Its final accident while in service with Air North happened at Glacier Lake, Yukon on 26th July 1983. The pilot was attempting to land the float-equipped Otter on the lake in a mountain valley. Approaching the lake downwind he observed a rain shower had moved over the lake. The narrowness of the valley precluded a 180 degree turn, so he tried to land with a tailwind. While on final approach, some forty feet above the lake surface, the aircraft began to sink and the pilot was unable to slow the descent despite an attempt to overshoot. The aircraft struck the water and bounced twice after which the nose portion of the floats dug in. Afraid of nosing over inverted, the pilot then applied right rudder to roll the aircraft onto a wing. As a result of hitting the water, the right wing broke off and the floats separated from the fuselage. The pilot and his passengers were uninjured, and after clinging to floating wreckage, swam to the shore.

This accident caused such severe damage to the Otter as to end its flying career for quite a time. The wrecked Otter was purchased by Waglisla Air Inc (Wagair) of Bella Bella, BC and registered to them in August 1984. It was retrieved from the crash site, and trucked to the Vancouver International Airport, where it arrived on 24th April 1985. It was to languish out in the open at Vancouver for many years, the damaged wings lying beside the fuselage.

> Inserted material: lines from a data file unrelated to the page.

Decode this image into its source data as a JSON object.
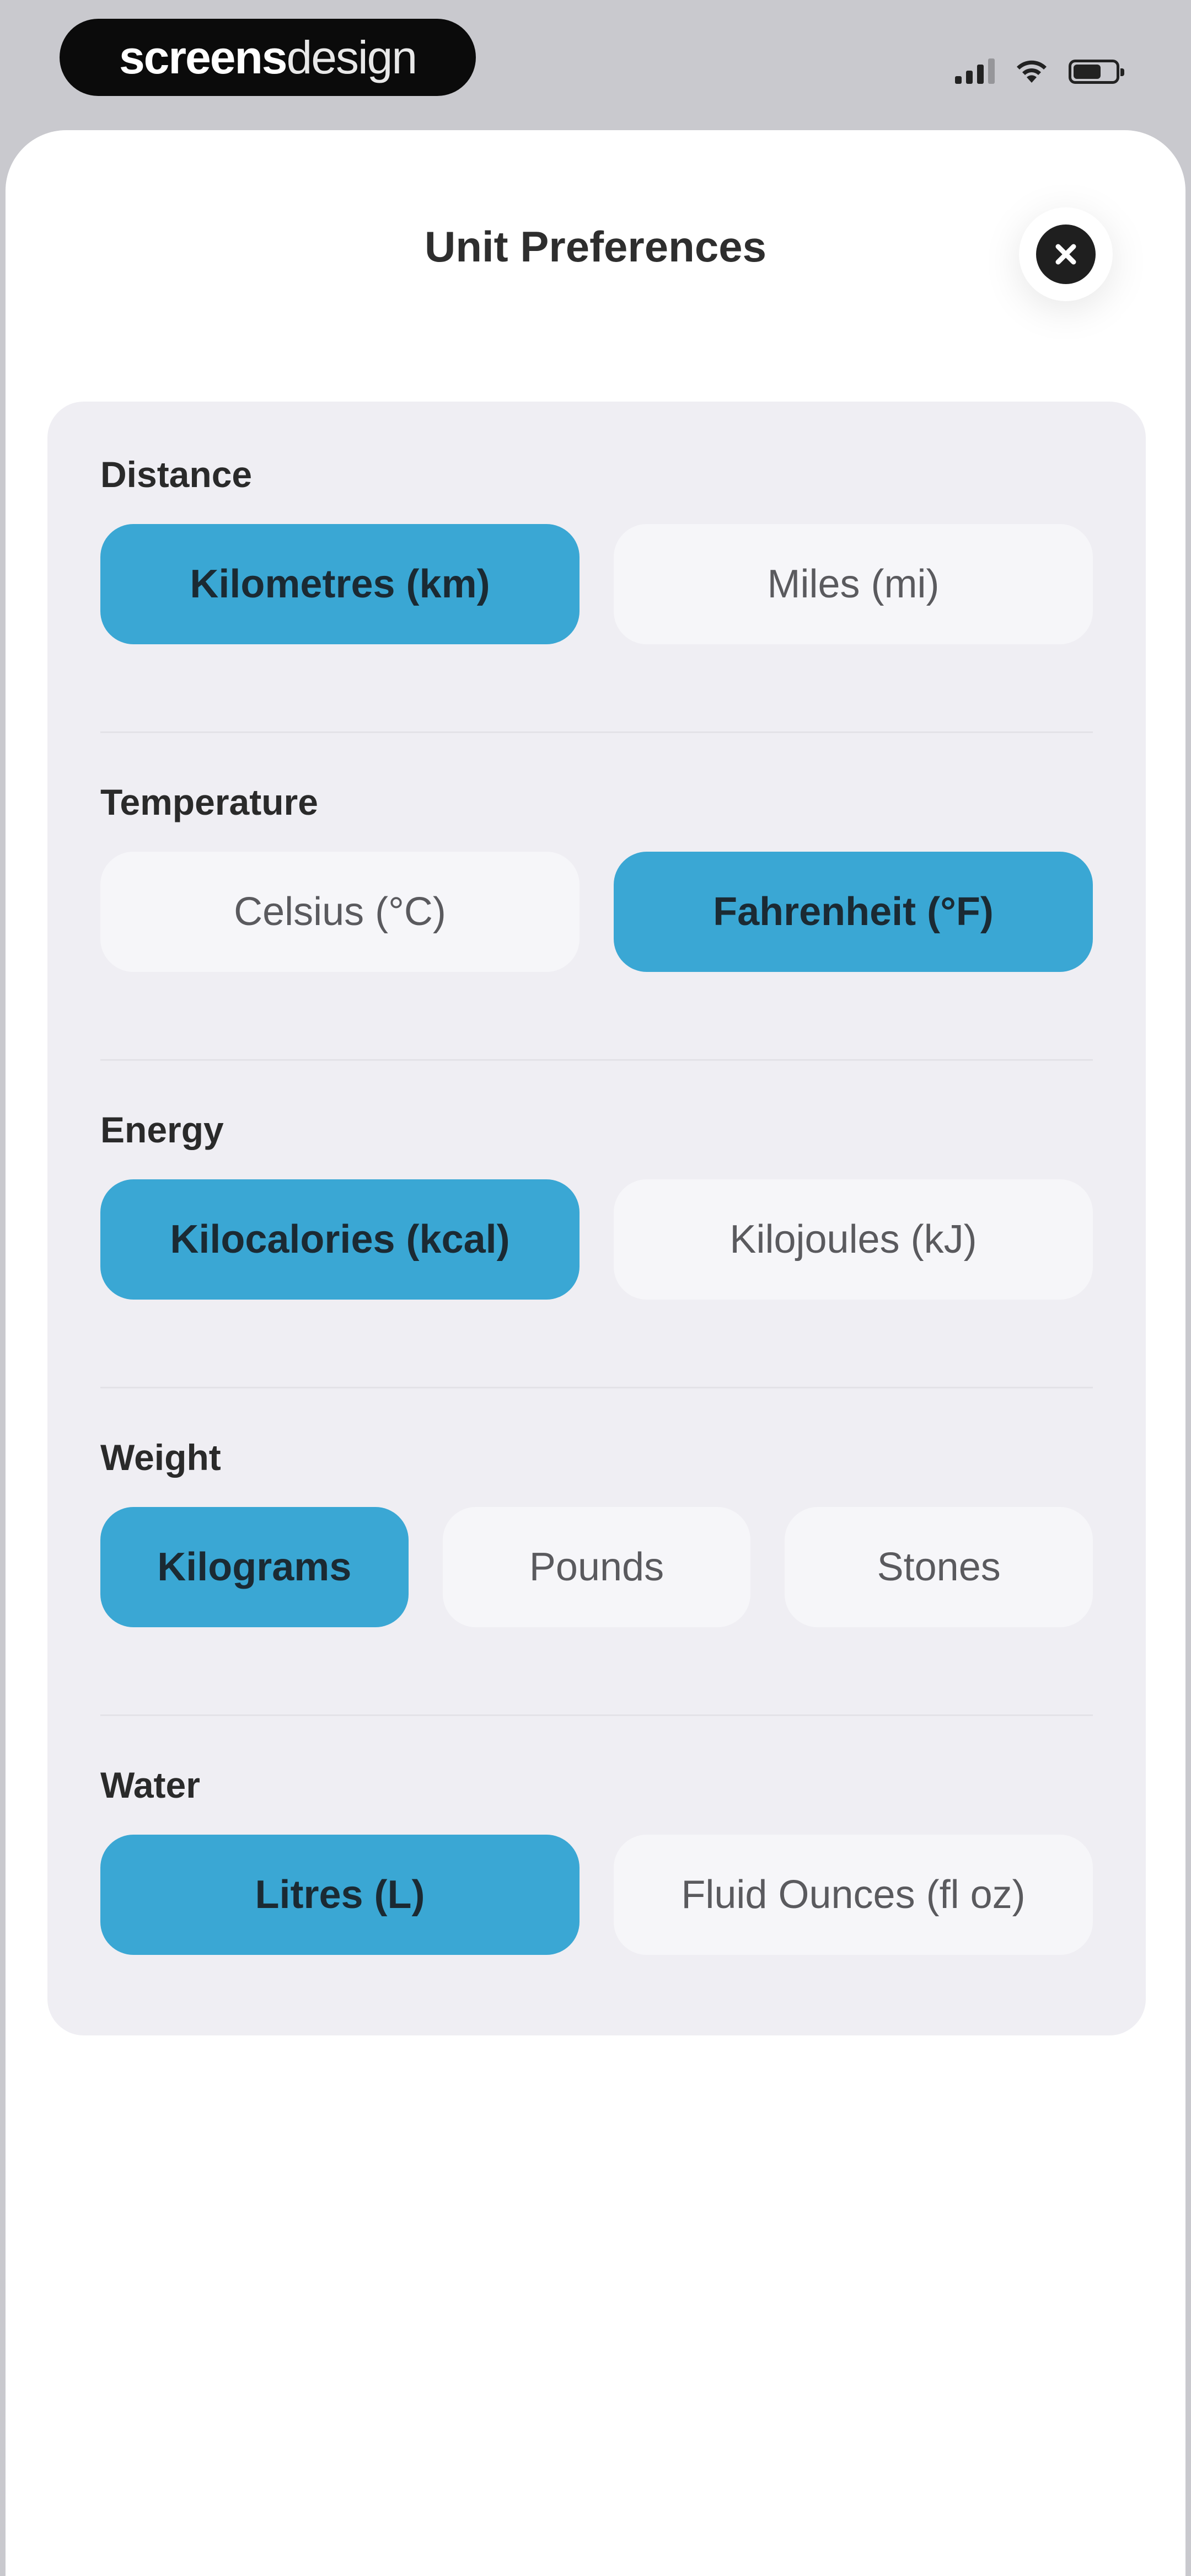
{
  "status_bar": {
    "watermark_bold": "screens",
    "watermark_light": "design"
  },
  "sheet": {
    "title": "Unit Preferences"
  },
  "sections": [
    {
      "label": "Distance",
      "options": [
        "Kilometres (km)",
        "Miles (mi)"
      ],
      "selected": "Kilometres (km)"
    },
    {
      "label": "Temperature",
      "options": [
        "Celsius (°C)",
        "Fahrenheit (°F)"
      ],
      "selected": "Fahrenheit (°F)"
    },
    {
      "label": "Energy",
      "options": [
        "Kilocalories (kcal)",
        "Kilojoules (kJ)"
      ],
      "selected": "Kilocalories (kcal)"
    },
    {
      "label": "Weight",
      "options": [
        "Kilograms",
        "Pounds",
        "Stones"
      ],
      "selected": "Kilograms"
    },
    {
      "label": "Water",
      "options": [
        "Litres (L)",
        "Fluid Ounces (fl oz)"
      ],
      "selected": "Litres (L)"
    }
  ],
  "colors": {
    "accent": "#3aa7d4",
    "card_background": "#efeef3",
    "unselected_option": "#f6f6f9"
  },
  "icons": {
    "close": "close-icon",
    "signal": "cellular-signal-icon",
    "wifi": "wifi-icon",
    "battery": "battery-icon"
  }
}
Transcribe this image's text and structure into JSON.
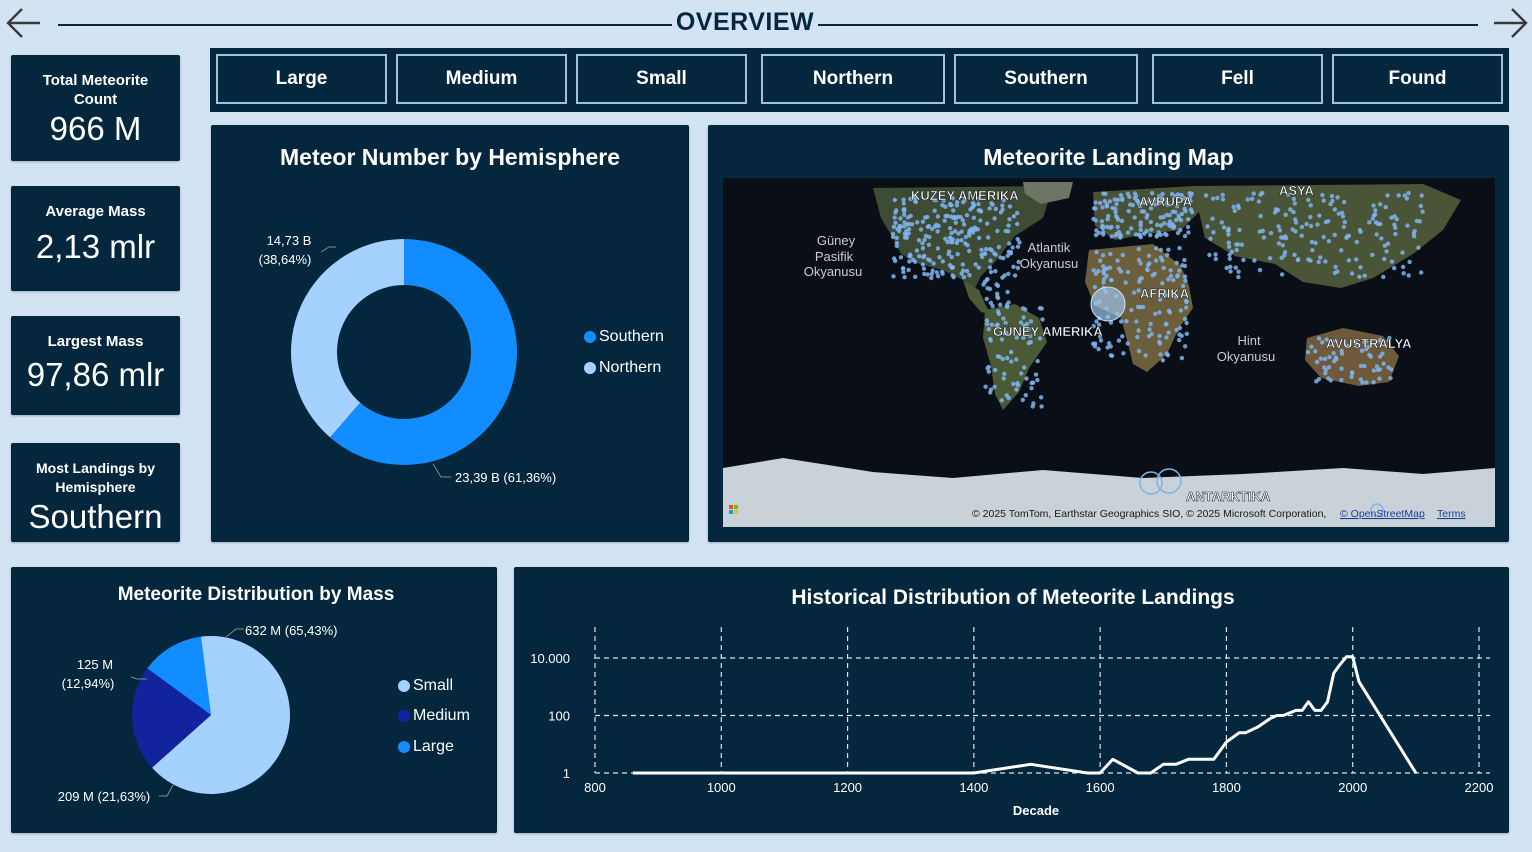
{
  "header": {
    "title": "OVERVIEW",
    "back_icon": "arrow-left-icon",
    "forward_icon": "arrow-right-icon"
  },
  "filters": [
    "Large",
    "Medium",
    "Small",
    "Northern",
    "Southern",
    "Fell",
    "Found"
  ],
  "kpis": [
    {
      "label": "Total Meteorite Count",
      "value": "966 M"
    },
    {
      "label": "Average Mass",
      "value": "2,13 mlr"
    },
    {
      "label": "Largest Mass",
      "value": "97,86 mlr"
    },
    {
      "label": "Most Landings by Hemisphere",
      "value": "Southern"
    }
  ],
  "colors": {
    "background": "#d2e4f4",
    "panel": "#04273d",
    "blue": "#118dff",
    "light_blue": "#a4d1ff",
    "navy": "#12239e"
  },
  "hemisphere_chart": {
    "title": "Meteor Number by Hemisphere",
    "chart_data": {
      "type": "donut",
      "series": [
        {
          "name": "Southern",
          "value": 23.39,
          "label_line1": "23,39 B (61,36%)",
          "label_line2": "",
          "color": "#118dff"
        },
        {
          "name": "Northern",
          "value": 14.73,
          "label_line1": "14,73 B",
          "label_line2": "(38,64%)",
          "color": "#a4d1ff"
        }
      ]
    }
  },
  "map": {
    "title": "Meteorite Landing Map",
    "labels": {
      "north_america": "KUZEY AMERIKA",
      "europe": "AVRUPA",
      "asia": "ASYA",
      "africa": "AFRIKA",
      "south_america": "GÜNEY AMERIKA",
      "australia": "AVUSTRALYA",
      "antarctica": "ANTARKTIKA",
      "atlantic_1": "Atlantik",
      "atlantic_2": "Okyanusu",
      "pacific_1": "Güney",
      "pacific_2": "Pasifik",
      "pacific_3": "Okyanusu",
      "indian_1": "Hint",
      "indian_2": "Okyanusu"
    },
    "attribution": "© 2025 TomTom, Earthstar Geographics SIO, © 2025 Microsoft Corporation,",
    "osm_link": "© OpenStreetMap",
    "terms_link": "Terms",
    "bing_logo": "Microsoft Bing"
  },
  "mass_chart": {
    "title": "Meteorite Distribution by Mass",
    "chart_data": {
      "type": "pie",
      "series": [
        {
          "name": "Small",
          "value": 632,
          "label_line1": "632 M (65,43%)",
          "label_line2": "",
          "color": "#a4d1ff"
        },
        {
          "name": "Medium",
          "value": 209,
          "label_line1": "209 M (21,63%)",
          "label_line2": "",
          "color": "#12239e"
        },
        {
          "name": "Large",
          "value": 125,
          "label_line1": "125 M",
          "label_line2": "(12,94%)",
          "color": "#118dff"
        }
      ]
    }
  },
  "history_chart": {
    "title": "Historical Distribution of Meteorite Landings",
    "chart_data": {
      "type": "line",
      "xlabel": "Decade",
      "ylabel": "",
      "y_scale": "log",
      "xlim": [
        800,
        2200
      ],
      "xticks": [
        800,
        1000,
        1200,
        1400,
        1600,
        1800,
        2000,
        2200
      ],
      "yticks": [
        1,
        100,
        10000
      ],
      "ytick_labels": [
        "1",
        "100",
        "10.000"
      ],
      "grid": true,
      "series": [
        {
          "name": "",
          "color": "#ffffff",
          "x": [
            860,
            1400,
            1490,
            1580,
            1600,
            1620,
            1660,
            1680,
            1700,
            1720,
            1740,
            1760,
            1780,
            1790,
            1800,
            1820,
            1830,
            1850,
            1870,
            1880,
            1890,
            1910,
            1920,
            1930,
            1940,
            1950,
            1960,
            1970,
            1980,
            1990,
            2000,
            2010,
            2100
          ],
          "y": [
            1,
            1,
            2,
            1,
            1,
            3,
            1,
            1,
            2,
            2,
            3,
            3,
            3,
            6,
            12,
            25,
            25,
            40,
            80,
            100,
            100,
            150,
            150,
            300,
            150,
            150,
            300,
            3000,
            6000,
            11000,
            11000,
            1500,
            1
          ]
        }
      ]
    }
  }
}
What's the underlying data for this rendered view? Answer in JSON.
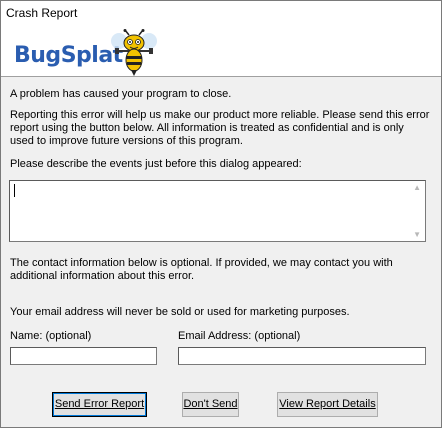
{
  "window": {
    "title": "Crash Report"
  },
  "header": {
    "logo_part1": "Bug",
    "logo_part2": "Splat",
    "mascot_icon": "bee-mascot-icon"
  },
  "body": {
    "problem_text": "A problem has caused your program to close.",
    "reporting_line1": "Reporting this error will help us make our product more reliable.  Please send this error",
    "reporting_line2": "report using the button below.  All information is treated as confidential and is only",
    "reporting_line3": "used to improve future versions of this program.",
    "describe_label": "Please describe the events just before this dialog appeared:",
    "description_value": "",
    "contact_line1": "The contact information below is optional. If provided, we may contact you with",
    "contact_line2": "additional information about this error.",
    "privacy_text": "Your email address will never be sold or used for marketing purposes.",
    "name_label": "Name: (optional)",
    "name_value": "",
    "email_label": "Email Address: (optional)",
    "email_value": ""
  },
  "buttons": {
    "send": "Send Error Report",
    "dont_send": "Don't Send",
    "details": "View Report Details"
  }
}
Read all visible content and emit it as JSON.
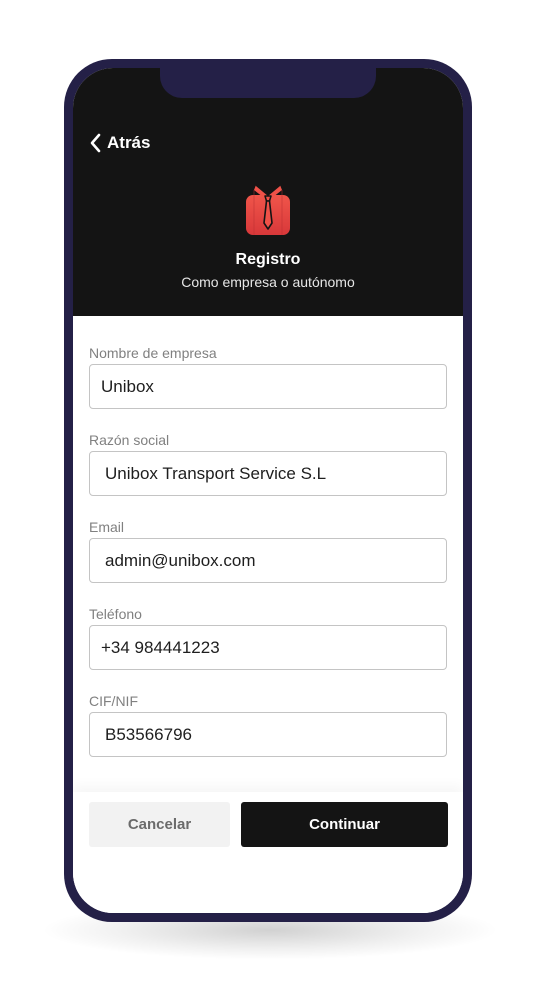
{
  "header": {
    "back_label": "Atrás",
    "title": "Registro",
    "subtitle": "Como empresa o autónomo",
    "logo_icon": "shirt-tie-icon",
    "logo_color": "#e8453c"
  },
  "form": {
    "fields": [
      {
        "label": "Nombre de empresa",
        "value": "Unibox"
      },
      {
        "label": "Razón social",
        "value": "Unibox Transport Service S.L"
      },
      {
        "label": "Email",
        "value": "admin@unibox.com"
      },
      {
        "label": "Teléfono",
        "value": "+34 984441223"
      },
      {
        "label": "CIF/NIF",
        "value": "B53566796"
      }
    ]
  },
  "actions": {
    "cancel_label": "Cancelar",
    "continue_label": "Continuar"
  },
  "colors": {
    "header_bg": "#141414",
    "phone_frame": "#242047",
    "primary_button": "#141414",
    "secondary_button": "#f2f2f2"
  }
}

After Wagair's demise, it was acquired by Pacific Aircraft Salvage, who stored the fuselage and wings in their hangar at the Vancouver International Airport as a long-term rebuild project. In 1996 they sold it to Air Saguenay (1980) Inc of Chicoutimi, Quebec to whom it was registered as C-FQOQ in May 1997.

The still wrecked Otter was trucked across the country to the repair shop of Aviation V.L. Inc at St.Jean airfield outside Montreal, where a slow rebuild commenced. By May 2000 it was advertised for sale by Aviation V.L. Inc as “In process of rebuilding - could sell 'as is' or complete assembly”. Total airframe time was given as 8,102 hours. The Otter was sold to Lakeland Aviation of Fort Frances, Ontario a company which specialises in the repair and restoration of aircraft. It was taken from Montreal to Fort Frances, where it remained in the Lakeland Aviation hangar for the next three years, being gradually worked on. By September 2003, twenty years after its crash, it was ready to have a new engine installed, and had the scenic window modification done. It was again for sale, the choice of engine being left to the purchaser. As Lakeland Aviation have to overhaul the Otters of Fort Frances Sportsmen during the winter months, no work was done on QOQ over the winter of 2003/04, but in May 2004 work commenced towards getting QOQ airworthy once again, and by the end of that summer, the Otter was substantially complete and ready to receive a new engine. C-FQOQ was registered to 1140626 Ontario Limited (Lakeland Aviation) of Fort Frances on 24th December 2004.

Registration cancelled 2006.

History courtesy of Karl E Hayes from DHC-3 Otter: A History (2005)